Bullets, bombs rule Nandigram ballot
Thursday’s polling had seen bloody violence in the hamlets of Nandigram. Four people were killed that day. On Saturday, 48-hours later, tension still prevailed as Trinamool and the CPI(M) activists clashed at Bhutarmore in Garchakraberia, Jadubarichak and Sonachura in the now-infamous villages of West Bengal. Arindam Sarkar reports.kolkata Updated: May 10, 2009 01:47 IST
The eerie silence in Nandigram was shattered by blazing guns and bombs on Saturday morning. The CPI(M) and Trinamool Congress cadres were locked in an intense gun battle. Two Trinamool and two CPI(M) activists were injured. One person was killed. Nandigram had flared up again.
Thursday’s polling had seen bloody violence in the hamlets of Nandigram. Four people were killed that day. On Saturday, 48-hours later, tension still prevailed as Trinamool and the CPI(M) activists clashed at Bhutarmore in Garchakraberia, Jadubarichak and Sonachura in the now-infamous villages of West Bengal. Both Trinamool and CPI(M) had called a bandh to protest the violence on polling day.
"Everything was peaceful after the panchayat elections. But since two months before the Lok Sabha election, Nandigram is on the boil again," said Sabina Khatun of Garchakraberia, who lost her relatives in violence in Nandigram.

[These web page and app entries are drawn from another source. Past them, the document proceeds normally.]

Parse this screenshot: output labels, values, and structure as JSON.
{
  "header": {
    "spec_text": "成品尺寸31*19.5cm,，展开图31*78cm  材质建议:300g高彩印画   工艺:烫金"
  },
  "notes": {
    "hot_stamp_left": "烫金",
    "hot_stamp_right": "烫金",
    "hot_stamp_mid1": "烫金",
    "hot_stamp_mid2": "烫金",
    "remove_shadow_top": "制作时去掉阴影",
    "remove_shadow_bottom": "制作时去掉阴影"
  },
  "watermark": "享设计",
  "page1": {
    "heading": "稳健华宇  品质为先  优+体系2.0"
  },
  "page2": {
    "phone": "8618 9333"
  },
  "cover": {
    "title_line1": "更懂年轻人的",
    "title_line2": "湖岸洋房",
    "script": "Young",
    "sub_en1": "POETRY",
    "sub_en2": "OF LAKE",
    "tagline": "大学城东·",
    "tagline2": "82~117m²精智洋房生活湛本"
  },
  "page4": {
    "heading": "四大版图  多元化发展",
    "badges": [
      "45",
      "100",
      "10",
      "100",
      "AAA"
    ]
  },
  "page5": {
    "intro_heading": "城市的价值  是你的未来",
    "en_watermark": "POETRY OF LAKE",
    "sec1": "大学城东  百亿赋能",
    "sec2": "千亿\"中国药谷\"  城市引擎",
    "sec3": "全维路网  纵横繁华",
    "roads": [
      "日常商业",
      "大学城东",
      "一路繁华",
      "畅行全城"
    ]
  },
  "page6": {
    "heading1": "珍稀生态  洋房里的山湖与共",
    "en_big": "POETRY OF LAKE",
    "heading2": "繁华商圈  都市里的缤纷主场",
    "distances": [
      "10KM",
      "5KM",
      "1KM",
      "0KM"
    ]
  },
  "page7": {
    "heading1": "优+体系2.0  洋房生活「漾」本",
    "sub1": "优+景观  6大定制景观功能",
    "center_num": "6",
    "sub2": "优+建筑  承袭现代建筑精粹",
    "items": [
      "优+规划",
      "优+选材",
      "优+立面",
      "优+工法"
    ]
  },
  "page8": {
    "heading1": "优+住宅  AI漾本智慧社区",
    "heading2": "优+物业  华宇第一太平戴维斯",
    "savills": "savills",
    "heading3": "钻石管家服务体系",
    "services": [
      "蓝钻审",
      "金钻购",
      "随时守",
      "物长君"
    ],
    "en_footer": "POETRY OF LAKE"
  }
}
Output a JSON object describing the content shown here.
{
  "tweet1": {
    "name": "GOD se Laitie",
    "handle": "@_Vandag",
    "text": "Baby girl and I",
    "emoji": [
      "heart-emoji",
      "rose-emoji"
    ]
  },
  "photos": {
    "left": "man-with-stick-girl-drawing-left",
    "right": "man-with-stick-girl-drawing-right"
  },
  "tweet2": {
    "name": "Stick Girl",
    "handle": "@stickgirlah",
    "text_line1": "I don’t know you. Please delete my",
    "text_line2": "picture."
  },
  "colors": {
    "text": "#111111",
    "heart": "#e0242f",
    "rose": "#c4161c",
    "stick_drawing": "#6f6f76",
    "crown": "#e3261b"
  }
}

“Our supporters and leaders have been driven out of Nandigram. When they try to enter the villages, Trinamool is resorts to violence,” alleged CPI(M) state secretary Biman Bose. Refuting Bose’s charge, Trinamool panchayat leader Sheikh Sufiyan said the CPI(M) has brought in armed cadres to rig the elections.
Scared of CPI(M) strongman and candidate Lakshman Seth and the possible attack by his red army, after the first clashes erupted in the region, Trinamool workers stay in touch with others in the nearby villages over the mobile phone. This time, the CPI(M) is up against a well-organised and armed popular resistance.
The CPI(M) was wiped out in Nandigram in the 2008 panchayat election. But with Bengal facing municipal and Assembly elections in 2009 and 2011 respectively, the party is desperate to regain control here. The party is also keen because of the Left Front government's pending industrial ventures in the district.
Nandigram turned against the Marxists in March 2007, when people clashed with the police and party cadres to resist the CPI(M)-led state government's move to acquire 14,500 acres of land for setting up a chemical hub. Faced with the situation of losing their lands, the once Marxist fortress, Nandigram, shifted allegiance towards the Trinamool to resist the forcible acquisition.
First Published: May 10, 2009 01:40 IST